Imagine becoming a multimillionaire in about six months and being the poster child for the “dumbest idea that paid off.” That’s exactly what happened to Gary Dahl in 1975.
Gary was born in Bottineau, North Dakota, but raised in Spokane, Washington. His mom worked as a waitress and his dad was a lumber mill operator. Neither profession appealed to Gary so when he went to college, he studied marketing and advertising.
After graduation, he worked as a freelance copy editor before opening his own agency called Gary Dahl Creative Services in Campbell, California.
One night, Gary was sitting with some friends in a bar, listening to them complain about their pets. The light bulb of ingenuity sparked a bright idea that began as an off-handed comment and quickly formulated into a business. Why not have a pet rock?
By the middle of 1975, Gary was selling pet rocks along with a 40-page care manual for $3.95 each. The rock was sold in the local hardware store. It came from Rosarito in Baja California, just 10 miles south of the U.S. border in Mexico. The rocks cost a penny a piece. And the manual cost nothing to produce because it was added on to another vendor’s order, making them absorb the cost.
The rock was in its own carrying box, complete with ventilation holes and nestled on a bed of shredded paper. Emblazoned in bold letters on the side of the box were the words, “This box contains one genuine pedigreed pet rock.” In smaller script at the top, it said, “IMPORTANT: Open box carefully. DO NOT remove rock before reading instructions.”
The selling point was that “The Pet Rock was hypoallergenic, didn’t bark, bite, shed or poop on the floor. It could be left alone for extended periods of time without imposing on a neighbor to let it out or feed it. It got along with your other pets and, best of all… no vet bills!”1
Sales went through the roof, especially during Christmas 1975. By February 1976, though, the Pet Rock had lost its appeal and quickly fizzled. Perhaps disgruntled customers found the rocks to be untrainable or it was discovered that they were poor companions. Whatever the reason, the 1.5 million sets sold would have grossed $5,925,000. Guess it wasn’t such a dumb idea after all!

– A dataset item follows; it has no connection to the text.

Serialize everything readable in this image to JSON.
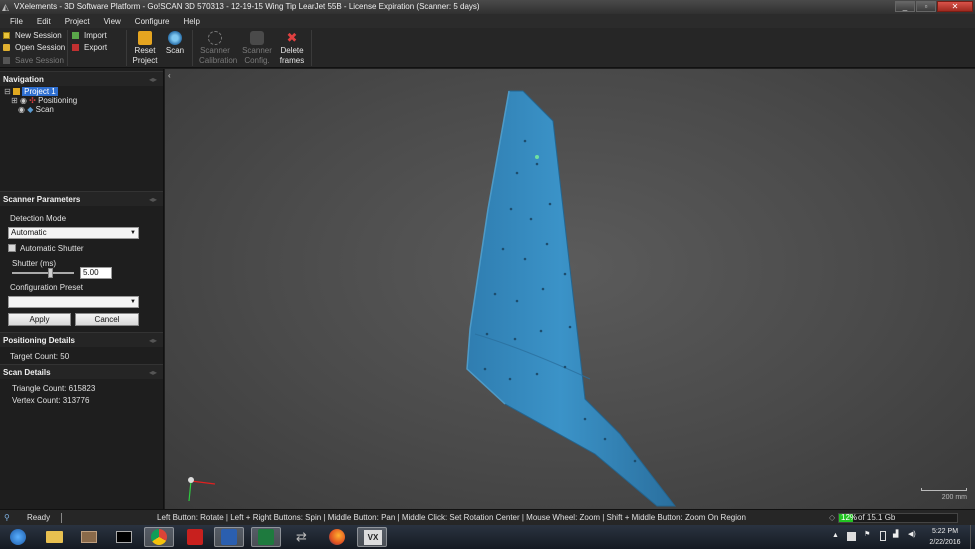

Even though I would have been 8 years old in 1975 and would certainly have been a responsible pet rock owner, I was deprived of this cherished part of nostalgia. I am not bitter nor saddened by the parental neglect I suffered in this matter. Instead, I am reminded of a passage of Scripture found in Psalm 135.
Psalms 135:15-18 says, “The idols of the heathen are silver and gold, the work of men’s hands. (16) They have mouths, but they speak not; eyes have they, but they see not; (17) They have ears, but they hear not; neither is there any breath in their mouths. (18) They that make them are like unto them: so is every one that trusteth in them.”
The idols of Bible days were no different than the idols of today. And they are just as foolish – and responsive – as a pet rock. The Psalmist talks about those idols having mouths, eyes, and ears that do not perform their expected function. Owners of pet rocks would draw these features on their rocks. Sometimes, they would hot glue “googly” eyes or features made with pipe cleaners to their rocks, sitting them up on edge, making them look like a face.
Idolatry is not only sinful but it is foolish. To create something to idolize and worship in hopes that it will listen and converse is ridiculous. This doesn’t stop people from doing it, though.
As Christians, we serve the living God. He is our Savior. We need to carefully guard our lives from anything that might become an idol, stealing away our time, attention, and devotion to the One and True God.
Having idols makes us dumber than a box of rocks!